■ **WHAT YOU HAVE TO DO**: Write down each entry again, exactly as it reads.

[[ EXERCISE DATA open ]]

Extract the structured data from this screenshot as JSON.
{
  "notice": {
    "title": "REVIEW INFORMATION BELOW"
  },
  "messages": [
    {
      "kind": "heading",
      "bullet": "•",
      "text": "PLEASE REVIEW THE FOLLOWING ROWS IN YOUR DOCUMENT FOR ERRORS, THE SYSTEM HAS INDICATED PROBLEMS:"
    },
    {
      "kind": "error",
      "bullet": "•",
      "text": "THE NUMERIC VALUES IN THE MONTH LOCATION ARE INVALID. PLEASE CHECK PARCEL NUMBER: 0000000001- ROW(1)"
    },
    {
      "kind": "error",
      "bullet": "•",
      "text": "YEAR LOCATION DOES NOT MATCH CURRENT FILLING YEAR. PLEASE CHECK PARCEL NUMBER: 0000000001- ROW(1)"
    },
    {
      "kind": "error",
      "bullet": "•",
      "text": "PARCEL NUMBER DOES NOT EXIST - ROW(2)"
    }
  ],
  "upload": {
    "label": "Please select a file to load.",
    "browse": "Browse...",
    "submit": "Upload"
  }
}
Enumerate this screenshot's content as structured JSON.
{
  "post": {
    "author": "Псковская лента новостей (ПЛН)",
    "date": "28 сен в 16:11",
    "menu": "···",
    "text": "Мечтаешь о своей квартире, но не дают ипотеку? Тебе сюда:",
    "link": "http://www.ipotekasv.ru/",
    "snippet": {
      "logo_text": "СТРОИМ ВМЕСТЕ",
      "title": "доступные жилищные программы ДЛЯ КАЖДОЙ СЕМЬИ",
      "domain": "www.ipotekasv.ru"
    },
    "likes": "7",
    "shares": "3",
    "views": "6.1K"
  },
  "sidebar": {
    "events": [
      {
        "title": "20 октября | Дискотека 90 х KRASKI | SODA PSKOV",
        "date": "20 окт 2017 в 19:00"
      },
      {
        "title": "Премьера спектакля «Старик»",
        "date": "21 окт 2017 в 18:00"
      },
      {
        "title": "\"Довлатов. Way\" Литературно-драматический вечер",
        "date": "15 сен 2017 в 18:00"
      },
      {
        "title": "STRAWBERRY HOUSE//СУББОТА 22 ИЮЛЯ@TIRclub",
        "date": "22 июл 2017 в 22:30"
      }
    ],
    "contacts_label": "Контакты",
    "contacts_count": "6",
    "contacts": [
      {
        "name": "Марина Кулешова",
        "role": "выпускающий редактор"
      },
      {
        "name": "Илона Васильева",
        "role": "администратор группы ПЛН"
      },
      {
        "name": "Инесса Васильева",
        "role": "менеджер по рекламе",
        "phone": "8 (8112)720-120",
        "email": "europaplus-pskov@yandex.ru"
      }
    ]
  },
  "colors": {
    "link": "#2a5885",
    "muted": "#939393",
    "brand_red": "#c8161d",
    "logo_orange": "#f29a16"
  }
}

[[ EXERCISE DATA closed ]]

■ **FINAL ANSWER**:
Extract the structured data from this screenshot as JSON.
{
  "notice": {
    "title": "REVIEW INFORMATION BELOW"
  },
  "messages": [
    {
      "kind": "heading",
      "bullet": "•",
      "text": "PLEASE REVIEW THE FOLLOWING ROWS IN YOUR DOCUMENT FOR ERRORS, THE SYSTEM HAS INDICATED PROBLEMS:"
    },
    {
      "kind": "error",
      "bullet": "•",
      "text": "THE NUMERIC VALUES IN THE MONTH LOCATION ARE INVALID. PLEASE CHECK PARCEL NUMBER: 0000000001- ROW(1)"
    },
    {
      "kind": "error",
      "bullet": "•",
      "text": "YEAR LOCATION DOES NOT MATCH CURRENT FILLING YEAR. PLEASE CHECK PARCEL NUMBER: 0000000001- ROW(1)"
    },
    {
      "kind": "error",
      "bullet": "•",
      "text": "PARCEL NUMBER DOES NOT EXIST - ROW(2)"
    }
  ],
  "upload": {
    "label": "Please select a file to load.",
    "browse": "Browse...",
    "submit": "Upload"
  }
}
Enumerate this screenshot's content as structured JSON.
{
  "post": {
    "author": "Псковская лента новостей (ПЛН)",
    "date": "28 сен в 16:11",
    "menu": "···",
    "text": "Мечтаешь о своей квартире, но не дают ипотеку? Тебе сюда:",
    "link": "http://www.ipotekasv.ru/",
    "snippet": {
      "logo_text": "СТРОИМ ВМЕСТЕ",
      "title": "доступные жилищные программы ДЛЯ КАЖДОЙ СЕМЬИ",
      "domain": "www.ipotekasv.ru"
    },
    "likes": "7",
    "shares": "3",
    "views": "6.1K"
  },
  "sidebar": {
    "events": [
      {
        "title": "20 октября | Дискотека 90 х KRASKI | SODA PSKOV",
        "date": "20 окт 2017 в 19:00"
      },
      {
        "title": "Премьера спектакля «Старик»",
        "date": "21 окт 2017 в 18:00"
      },
      {
        "title": "\"Довлатов. Way\" Литературно-драматический вечер",
        "date": "15 сен 2017 в 18:00"
      },
      {
        "title": "STRAWBERRY HOUSE//СУББОТА 22 ИЮЛЯ@TIRclub",
        "date": "22 июл 2017 в 22:30"
      }
    ],
    "contacts_label": "Контакты",
    "contacts_count": "6",
    "contacts": [
      {
        "name": "Марина Кулешова",
        "role": "выпускающий редактор"
      },
      {
        "name": "Илона Васильева",
        "role": "администратор группы ПЛН"
      },
      {
        "name": "Инесса Васильева",
        "role": "менеджер по рекламе",
        "phone": "8 (8112)720-120",
        "email": "europaplus-pskov@yandex.ru"
      }
    ]
  },
  "colors": {
    "link": "#2a5885",
    "muted": "#939393",
    "brand_red": "#c8161d",
    "logo_orange": "#f29a16"
  }
}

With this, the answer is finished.